PROBLEM STATEMENT - Please copy out every line in the entries that includes the word "title".

(Excerpts from a dataset)
--------
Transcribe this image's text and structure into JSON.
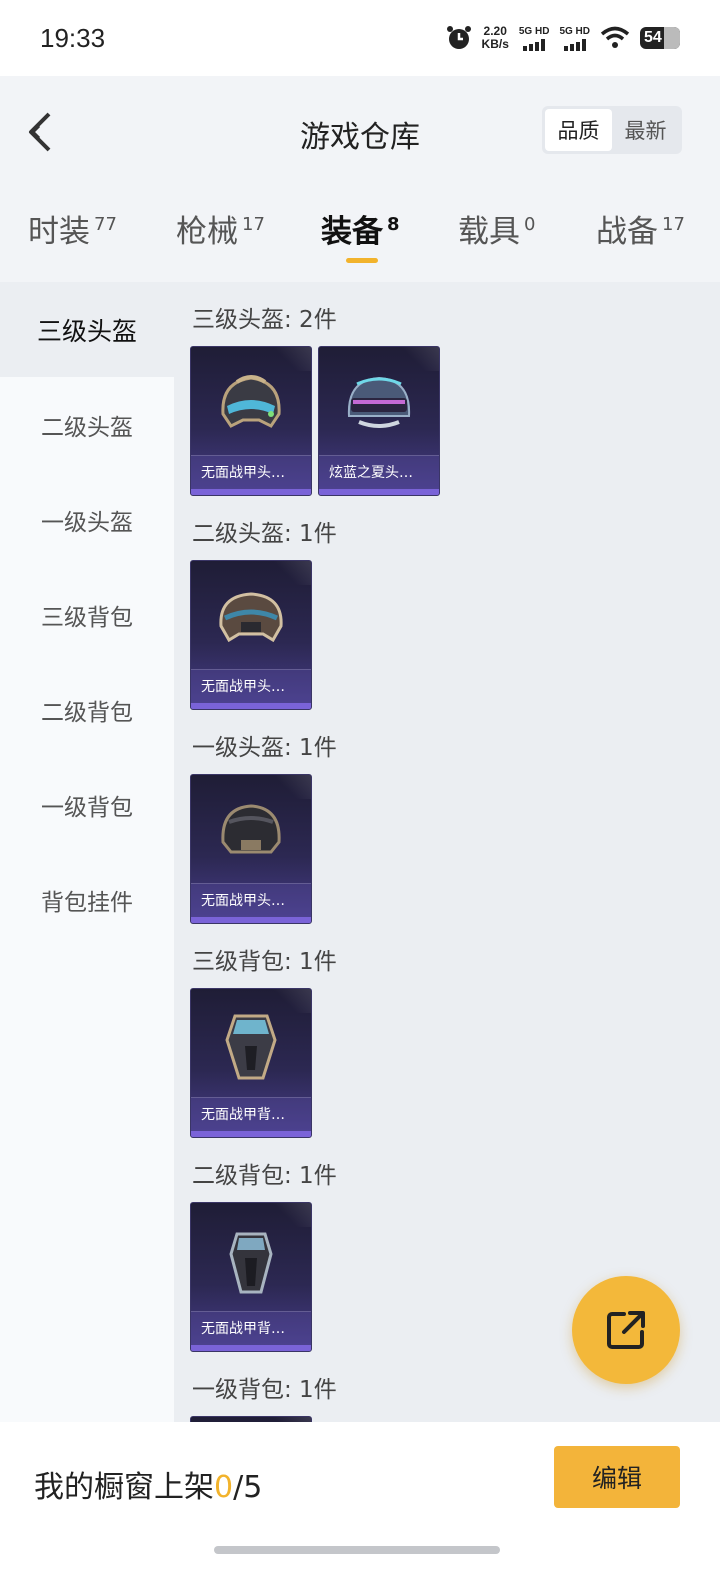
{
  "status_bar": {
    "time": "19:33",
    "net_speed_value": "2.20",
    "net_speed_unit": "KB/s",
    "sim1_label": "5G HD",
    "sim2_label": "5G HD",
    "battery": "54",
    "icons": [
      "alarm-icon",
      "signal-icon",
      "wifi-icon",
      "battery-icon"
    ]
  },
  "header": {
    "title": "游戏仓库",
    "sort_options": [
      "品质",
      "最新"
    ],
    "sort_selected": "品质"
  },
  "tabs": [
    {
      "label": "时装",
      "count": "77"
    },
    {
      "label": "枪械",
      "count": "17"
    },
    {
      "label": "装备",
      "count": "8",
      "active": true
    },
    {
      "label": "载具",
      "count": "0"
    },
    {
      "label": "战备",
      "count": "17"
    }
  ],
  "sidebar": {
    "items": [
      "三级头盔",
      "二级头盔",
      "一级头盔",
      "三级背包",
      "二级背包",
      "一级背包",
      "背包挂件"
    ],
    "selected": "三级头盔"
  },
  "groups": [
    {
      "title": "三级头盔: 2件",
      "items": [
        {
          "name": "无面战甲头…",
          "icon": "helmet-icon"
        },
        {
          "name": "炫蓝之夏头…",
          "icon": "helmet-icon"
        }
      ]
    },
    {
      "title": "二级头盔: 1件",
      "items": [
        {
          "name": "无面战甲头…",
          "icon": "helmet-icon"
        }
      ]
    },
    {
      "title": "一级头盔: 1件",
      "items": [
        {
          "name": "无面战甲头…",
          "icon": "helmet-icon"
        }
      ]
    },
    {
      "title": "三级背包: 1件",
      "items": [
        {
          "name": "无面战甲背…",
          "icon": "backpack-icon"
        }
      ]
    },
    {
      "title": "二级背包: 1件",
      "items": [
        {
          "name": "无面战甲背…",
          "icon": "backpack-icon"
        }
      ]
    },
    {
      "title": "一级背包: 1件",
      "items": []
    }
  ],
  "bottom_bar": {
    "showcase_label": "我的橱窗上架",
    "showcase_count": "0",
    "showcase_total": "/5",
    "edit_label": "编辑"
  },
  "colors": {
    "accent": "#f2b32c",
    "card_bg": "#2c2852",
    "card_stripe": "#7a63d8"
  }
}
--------
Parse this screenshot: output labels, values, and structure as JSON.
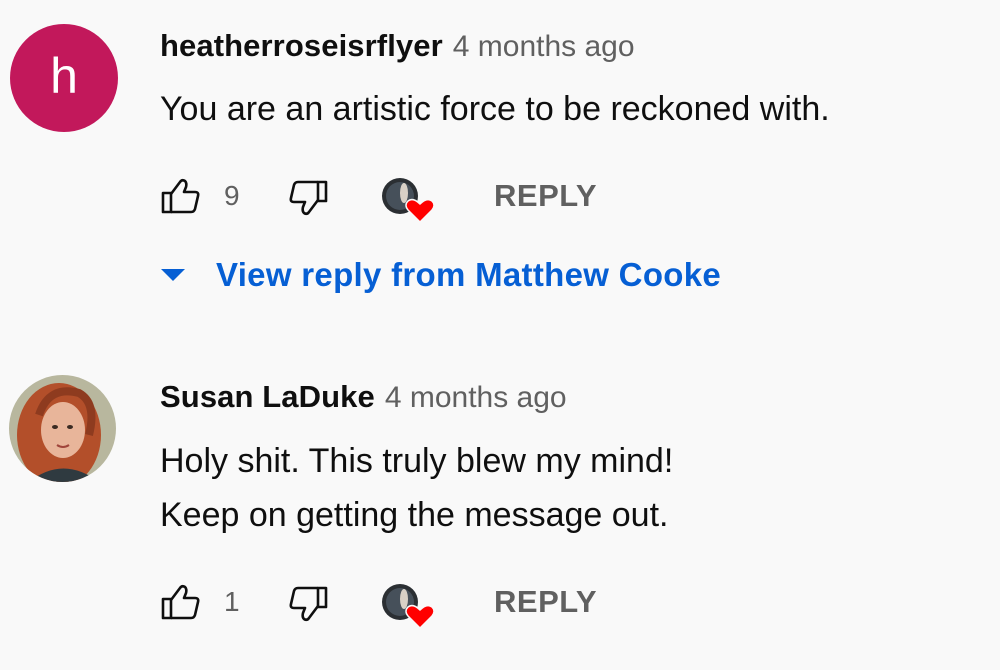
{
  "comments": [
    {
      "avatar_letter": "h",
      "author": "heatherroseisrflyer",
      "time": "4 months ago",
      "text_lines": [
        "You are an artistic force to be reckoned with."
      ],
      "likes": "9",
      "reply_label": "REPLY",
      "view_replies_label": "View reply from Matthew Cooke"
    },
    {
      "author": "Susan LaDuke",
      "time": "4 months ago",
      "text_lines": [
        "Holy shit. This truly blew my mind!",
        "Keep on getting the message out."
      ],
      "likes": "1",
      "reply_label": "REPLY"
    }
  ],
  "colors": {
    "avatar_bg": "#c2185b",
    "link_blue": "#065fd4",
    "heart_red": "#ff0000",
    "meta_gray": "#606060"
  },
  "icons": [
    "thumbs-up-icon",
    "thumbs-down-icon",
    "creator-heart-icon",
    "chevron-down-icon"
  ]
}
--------
PROBLEM SOLUTION -
    "title": "游戏仓库",
      "title": "三级头盔: 2件",
      "title": "二级头盔: 1件",
      "title": "一级头盔: 1件",
      "title": "三级背包: 1件",
      "title": "二级背包: 1件",
      "title": "一级背包: 1件",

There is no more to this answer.